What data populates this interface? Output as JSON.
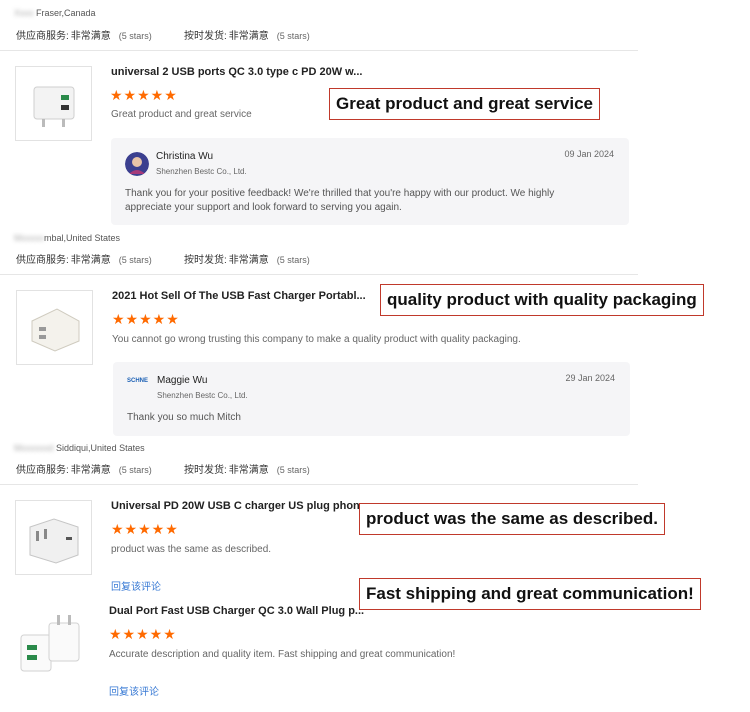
{
  "reviews": [
    {
      "buyer_visible": "Fraser,Canada",
      "supplier_label": "供应商服务:",
      "supplier_value": "非常满意",
      "supplier_stars": "(5 stars)",
      "ship_label": "按时发货:",
      "ship_value": "非常满意",
      "ship_stars": "(5 stars)"
    },
    {
      "buyer_visible": "mbal,United States",
      "product_title": "universal 2 USB ports QC 3.0 type c PD 20W w...",
      "stars": "★★★★★",
      "text": "Great product and great service",
      "callout": "Great product and great service",
      "reply_name": "Christina Wu",
      "reply_company": "Shenzhen Bestc Co., Ltd.",
      "reply_date": "09 Jan 2024",
      "reply_body": "Thank you for your positive feedback! We're thrilled that you're happy with our product. We highly appreciate your support and look forward to serving you again.",
      "supplier_label": "供应商服务:",
      "supplier_value": "非常满意",
      "supplier_stars": "(5 stars)",
      "ship_label": "按时发货:",
      "ship_value": "非常满意",
      "ship_stars": "(5 stars)"
    },
    {
      "buyer_visible": "Siddiqui,United States",
      "product_title": "2021 Hot Sell Of The USB Fast Charger Portabl...",
      "stars": "★★★★★",
      "text": "You cannot go wrong trusting this company to make a quality product with quality packaging.",
      "callout": "quality product with quality packaging",
      "reply_logo": "SCHNE",
      "reply_name": "Maggie Wu",
      "reply_company": "Shenzhen Bestc Co., Ltd.",
      "reply_date": "29 Jan 2024",
      "reply_body": "Thank you so much Mitch",
      "supplier_label": "供应商服务:",
      "supplier_value": "非常满意",
      "supplier_stars": "(5 stars)",
      "ship_label": "按时发货:",
      "ship_value": "非常满意",
      "ship_stars": "(5 stars)"
    },
    {
      "product_title": "Universal PD 20W USB C charger US plug phon...",
      "stars": "★★★★★",
      "text": "product was the same as described.",
      "callout": "product was the same as described.",
      "reply_link": "回复该评论"
    },
    {
      "product_title": "Dual Port Fast USB Charger QC 3.0 Wall Plug p...",
      "stars": "★★★★★",
      "text": "Accurate description and quality item. Fast shipping and great communication!",
      "callout": "Fast shipping and great communication!",
      "reply_link": "回复该评论"
    }
  ],
  "colors": {
    "star": "#ff6a00",
    "link": "#3a7bd5",
    "callout_border": "#c0392b",
    "reply_bg": "#f5f5f7"
  }
}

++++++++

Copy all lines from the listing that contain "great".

      "text": "Great product and great service",
      "callout": "Great product and great service",
      "text": "Accurate description and quality item. Fast shipping and great communication!",
      "callout": "Fast shipping and great communication!",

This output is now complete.